In the aftermath of the recent cyberattack on SolarWinds — which The New York Times called “the most sophisticated hacking of government and corporations in history” — there is heightened focus on evaluating the risk profiles of IT monitoring tools.

This scrutiny has resurfaced a longstanding debate around kernel mode vs user mode monitoring agents. While user mode agents have the same privileges as other common applications, kernel mode agents have access to the heart of a system, giving malicious actors free rein during an exploit.

Agents are a common mechanism used by IT monitoring tools to gather data or execute changes to an end user’s system, but there are key differences between user and kernel mode that deserve consideration.

Part of what makes the SolarWinds attack so catastrophic is the legacy kernel architecture of its Orion agent. Because SolarWinds' agent runs in kernel mode, it's fairly easy for malicious actors to use it to do illicit activities without being detected because it's acting as the kernel. Once the attackers gained global access privileges, they were able to fly under the radar for over a year, stealing data from at least nine US government agencies and 100 private companies.

And the damage is far from over. Although organizations will have applied the security patch released by SolarWinds to address the vulnerability, this solution only addresses new exploits. Meaning that the attackers who have already found their way in with root access privileges likely remain there undetected.
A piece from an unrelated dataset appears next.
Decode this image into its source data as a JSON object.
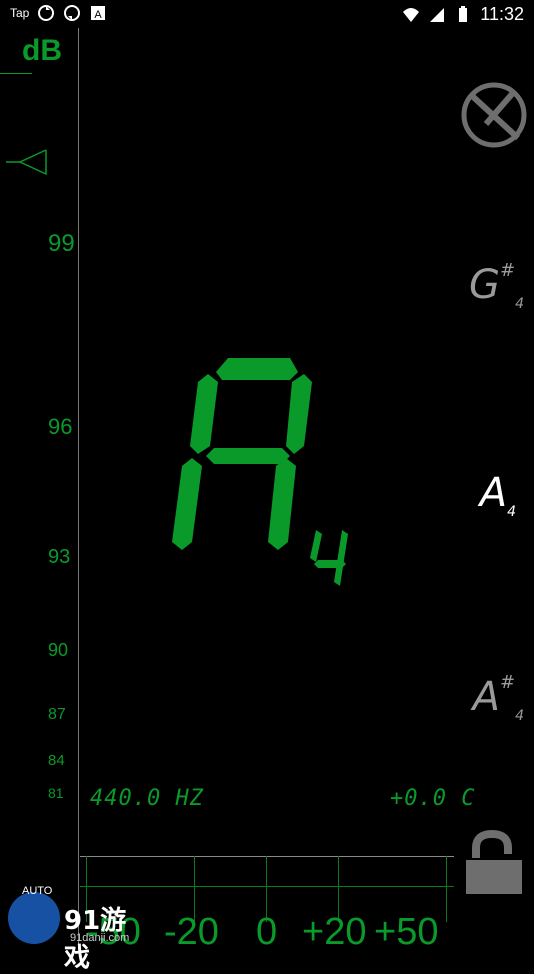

For those wanting to guard against similar exploits in the future, the least risky option is clear: Don’t use IT monitoring software that requires kernel access. Instead, look for software with architecture that doesn’t rely on legacy on-prem models within today’s cloud-first, highly distributed digital workplace.

But the debate doesn’t end there. A second (and, in our eyes, equally compelling) reason exists to run away from kernel mode agents.

Kernel Mode’s Digital Experience Disruptions

The same flaw that led to the severity of the SolarWinds attack also has implications when it comes to digital employee experience (DEX). Because kernel mode technology has root system access, it interacts directly with users’ hardware which can cause the ultimate experience disruptor: blue screens of death (BSOD).

As an example, one of our competitors whose agent uses kernel mode components was the culprit of so many BSOD among their customers that they had to build a feature called “CrashGuard.”

Not only do BSOD eat into users’ time, but they can also cause the loss of unsaved work and potentially render the system useless, which can require IT intervention up to reinstalling the OS.

Apart from system crashes, components running in kernel mode degrade experience in more insidious ways. Kernel mode activity is accounted for as part of the OS, so any resource consumption gets attributed to kernel mode threads. Just as privileged access makes security exploits much harder to detect, kernel mode resource consumption isn’t visible as any process because it’s treated as part of the OS. So if you have an agent with kernel mode drivers, you may be chewing up a lot of resource and slowing the system down but nobody can see it.